• **Data in this exercise**
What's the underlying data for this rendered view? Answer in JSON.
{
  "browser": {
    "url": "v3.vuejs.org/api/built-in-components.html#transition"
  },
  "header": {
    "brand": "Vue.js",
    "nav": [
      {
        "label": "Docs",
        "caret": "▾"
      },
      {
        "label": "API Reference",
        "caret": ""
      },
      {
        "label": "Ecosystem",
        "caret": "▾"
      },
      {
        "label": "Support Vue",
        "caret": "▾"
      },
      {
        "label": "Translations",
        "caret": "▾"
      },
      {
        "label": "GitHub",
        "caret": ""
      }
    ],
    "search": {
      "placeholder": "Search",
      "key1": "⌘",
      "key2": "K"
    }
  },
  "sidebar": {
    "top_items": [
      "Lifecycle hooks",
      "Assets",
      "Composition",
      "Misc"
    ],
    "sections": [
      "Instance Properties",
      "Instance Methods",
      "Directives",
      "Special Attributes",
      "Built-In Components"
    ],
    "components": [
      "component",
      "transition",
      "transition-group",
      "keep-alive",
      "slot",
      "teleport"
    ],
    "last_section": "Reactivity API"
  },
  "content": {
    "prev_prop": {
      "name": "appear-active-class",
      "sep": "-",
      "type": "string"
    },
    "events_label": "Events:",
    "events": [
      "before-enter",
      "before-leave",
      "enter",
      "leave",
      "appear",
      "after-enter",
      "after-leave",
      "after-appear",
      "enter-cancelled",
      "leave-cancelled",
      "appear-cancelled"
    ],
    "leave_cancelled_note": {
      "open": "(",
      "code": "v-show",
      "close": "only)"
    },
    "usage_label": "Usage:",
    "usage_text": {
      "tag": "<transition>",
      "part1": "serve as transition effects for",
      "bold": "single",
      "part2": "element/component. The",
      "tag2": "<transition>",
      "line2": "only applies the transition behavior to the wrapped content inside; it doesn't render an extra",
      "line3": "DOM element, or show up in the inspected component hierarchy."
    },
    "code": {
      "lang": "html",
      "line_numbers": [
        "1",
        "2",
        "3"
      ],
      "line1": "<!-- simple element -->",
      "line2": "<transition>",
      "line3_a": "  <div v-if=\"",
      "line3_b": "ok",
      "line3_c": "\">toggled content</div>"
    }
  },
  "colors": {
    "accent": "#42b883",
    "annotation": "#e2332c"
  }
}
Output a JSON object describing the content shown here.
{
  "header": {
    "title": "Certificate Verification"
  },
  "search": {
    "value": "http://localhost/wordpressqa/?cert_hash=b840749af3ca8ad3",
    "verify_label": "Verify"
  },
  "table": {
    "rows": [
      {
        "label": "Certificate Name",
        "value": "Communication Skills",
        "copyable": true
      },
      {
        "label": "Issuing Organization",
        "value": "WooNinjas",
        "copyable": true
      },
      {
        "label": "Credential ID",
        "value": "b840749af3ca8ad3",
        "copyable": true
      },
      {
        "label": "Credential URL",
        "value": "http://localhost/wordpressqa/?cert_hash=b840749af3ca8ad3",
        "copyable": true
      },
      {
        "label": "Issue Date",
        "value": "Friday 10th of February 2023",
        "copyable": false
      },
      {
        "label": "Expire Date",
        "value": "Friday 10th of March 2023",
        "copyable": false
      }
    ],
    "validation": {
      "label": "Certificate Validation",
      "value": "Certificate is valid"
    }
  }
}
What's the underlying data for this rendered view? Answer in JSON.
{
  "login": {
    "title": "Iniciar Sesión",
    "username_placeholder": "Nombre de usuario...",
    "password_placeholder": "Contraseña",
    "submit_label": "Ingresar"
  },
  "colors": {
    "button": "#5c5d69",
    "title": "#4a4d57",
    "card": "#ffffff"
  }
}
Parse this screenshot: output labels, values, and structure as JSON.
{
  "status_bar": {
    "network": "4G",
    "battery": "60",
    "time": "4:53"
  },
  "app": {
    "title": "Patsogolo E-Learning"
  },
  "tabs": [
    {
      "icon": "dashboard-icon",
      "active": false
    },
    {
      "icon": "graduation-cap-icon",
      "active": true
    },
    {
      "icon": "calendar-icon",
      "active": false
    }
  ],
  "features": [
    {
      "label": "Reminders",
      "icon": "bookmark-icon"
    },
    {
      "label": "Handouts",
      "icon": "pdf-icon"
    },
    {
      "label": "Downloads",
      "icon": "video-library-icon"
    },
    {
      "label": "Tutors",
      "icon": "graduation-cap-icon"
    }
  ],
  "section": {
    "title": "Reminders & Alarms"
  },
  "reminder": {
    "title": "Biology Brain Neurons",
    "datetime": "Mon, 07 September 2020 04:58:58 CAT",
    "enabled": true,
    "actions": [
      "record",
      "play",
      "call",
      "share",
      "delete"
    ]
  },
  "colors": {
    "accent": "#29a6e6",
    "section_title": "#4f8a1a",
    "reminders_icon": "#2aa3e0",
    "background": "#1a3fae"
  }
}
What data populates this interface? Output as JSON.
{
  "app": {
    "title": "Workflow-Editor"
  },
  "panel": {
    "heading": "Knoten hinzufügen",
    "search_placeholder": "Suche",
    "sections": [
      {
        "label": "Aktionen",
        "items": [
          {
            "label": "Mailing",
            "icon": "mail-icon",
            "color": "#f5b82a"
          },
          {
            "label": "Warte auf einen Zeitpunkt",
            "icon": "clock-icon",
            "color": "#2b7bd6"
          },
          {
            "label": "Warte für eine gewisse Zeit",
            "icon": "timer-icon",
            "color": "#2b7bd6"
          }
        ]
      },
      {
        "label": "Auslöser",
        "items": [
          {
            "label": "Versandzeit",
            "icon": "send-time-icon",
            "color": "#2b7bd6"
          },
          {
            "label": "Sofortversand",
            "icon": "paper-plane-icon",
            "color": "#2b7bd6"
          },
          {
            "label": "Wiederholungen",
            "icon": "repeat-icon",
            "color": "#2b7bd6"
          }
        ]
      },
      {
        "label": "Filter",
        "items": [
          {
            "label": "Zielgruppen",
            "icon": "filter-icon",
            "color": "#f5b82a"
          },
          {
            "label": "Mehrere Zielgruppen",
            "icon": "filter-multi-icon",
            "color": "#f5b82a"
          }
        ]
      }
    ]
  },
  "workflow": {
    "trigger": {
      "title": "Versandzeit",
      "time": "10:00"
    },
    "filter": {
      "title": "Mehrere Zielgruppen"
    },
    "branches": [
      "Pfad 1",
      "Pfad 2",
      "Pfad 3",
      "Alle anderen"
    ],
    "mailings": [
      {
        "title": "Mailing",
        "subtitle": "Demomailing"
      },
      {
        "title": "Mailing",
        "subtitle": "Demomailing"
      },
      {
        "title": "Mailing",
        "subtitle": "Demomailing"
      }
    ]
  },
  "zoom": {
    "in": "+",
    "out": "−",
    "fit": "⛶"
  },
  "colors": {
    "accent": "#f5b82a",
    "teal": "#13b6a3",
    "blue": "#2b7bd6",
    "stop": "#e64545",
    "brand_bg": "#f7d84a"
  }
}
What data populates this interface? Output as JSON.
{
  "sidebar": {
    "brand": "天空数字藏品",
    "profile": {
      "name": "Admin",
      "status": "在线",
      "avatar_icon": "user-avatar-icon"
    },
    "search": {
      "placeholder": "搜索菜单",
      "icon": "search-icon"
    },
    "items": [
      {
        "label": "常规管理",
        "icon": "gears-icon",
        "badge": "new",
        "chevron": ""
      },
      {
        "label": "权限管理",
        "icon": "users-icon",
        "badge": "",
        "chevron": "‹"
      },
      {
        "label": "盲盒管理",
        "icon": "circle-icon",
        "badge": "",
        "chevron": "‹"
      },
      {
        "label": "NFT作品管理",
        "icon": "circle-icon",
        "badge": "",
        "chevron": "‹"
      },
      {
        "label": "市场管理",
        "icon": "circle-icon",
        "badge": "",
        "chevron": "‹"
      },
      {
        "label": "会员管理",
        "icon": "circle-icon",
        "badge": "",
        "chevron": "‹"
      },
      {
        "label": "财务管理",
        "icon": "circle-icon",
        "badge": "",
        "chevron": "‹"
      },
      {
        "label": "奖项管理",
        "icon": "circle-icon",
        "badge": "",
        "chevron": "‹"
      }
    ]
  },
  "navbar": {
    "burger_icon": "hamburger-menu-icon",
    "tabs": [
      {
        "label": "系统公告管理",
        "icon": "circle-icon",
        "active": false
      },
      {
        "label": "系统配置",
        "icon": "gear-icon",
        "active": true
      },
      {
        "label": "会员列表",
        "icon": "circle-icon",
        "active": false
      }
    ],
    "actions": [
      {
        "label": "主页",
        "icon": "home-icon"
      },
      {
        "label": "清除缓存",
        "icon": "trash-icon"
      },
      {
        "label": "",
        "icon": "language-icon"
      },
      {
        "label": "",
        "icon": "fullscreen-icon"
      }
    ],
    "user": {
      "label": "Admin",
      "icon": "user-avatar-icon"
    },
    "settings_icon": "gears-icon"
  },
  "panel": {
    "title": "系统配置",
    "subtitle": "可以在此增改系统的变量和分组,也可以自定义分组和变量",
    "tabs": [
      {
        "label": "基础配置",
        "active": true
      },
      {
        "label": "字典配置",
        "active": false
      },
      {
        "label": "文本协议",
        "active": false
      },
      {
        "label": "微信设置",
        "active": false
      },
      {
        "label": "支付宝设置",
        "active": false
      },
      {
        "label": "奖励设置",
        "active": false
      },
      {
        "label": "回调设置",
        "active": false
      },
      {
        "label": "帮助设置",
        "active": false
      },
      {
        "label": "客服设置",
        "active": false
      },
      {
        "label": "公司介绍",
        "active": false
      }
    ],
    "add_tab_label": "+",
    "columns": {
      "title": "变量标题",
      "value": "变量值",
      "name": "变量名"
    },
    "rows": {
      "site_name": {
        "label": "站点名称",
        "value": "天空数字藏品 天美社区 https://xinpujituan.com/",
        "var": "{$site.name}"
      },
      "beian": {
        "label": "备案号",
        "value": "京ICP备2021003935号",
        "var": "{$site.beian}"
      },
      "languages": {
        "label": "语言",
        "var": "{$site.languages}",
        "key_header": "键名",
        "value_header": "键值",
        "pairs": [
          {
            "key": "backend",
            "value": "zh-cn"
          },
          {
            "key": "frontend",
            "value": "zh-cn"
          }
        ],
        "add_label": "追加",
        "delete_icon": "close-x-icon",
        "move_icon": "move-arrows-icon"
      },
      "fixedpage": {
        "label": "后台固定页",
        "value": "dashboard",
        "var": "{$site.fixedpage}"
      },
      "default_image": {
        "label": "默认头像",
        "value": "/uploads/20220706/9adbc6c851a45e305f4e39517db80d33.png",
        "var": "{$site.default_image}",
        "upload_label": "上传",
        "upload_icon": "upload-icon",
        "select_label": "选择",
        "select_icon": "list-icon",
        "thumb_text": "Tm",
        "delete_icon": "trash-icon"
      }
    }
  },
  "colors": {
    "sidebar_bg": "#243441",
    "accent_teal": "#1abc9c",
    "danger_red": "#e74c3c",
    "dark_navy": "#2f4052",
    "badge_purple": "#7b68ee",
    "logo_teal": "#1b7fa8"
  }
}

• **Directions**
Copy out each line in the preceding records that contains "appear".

• **Written response**
      "name": "appear-active-class",
      "appear",
      "after-appear",
      "appear-cancelled"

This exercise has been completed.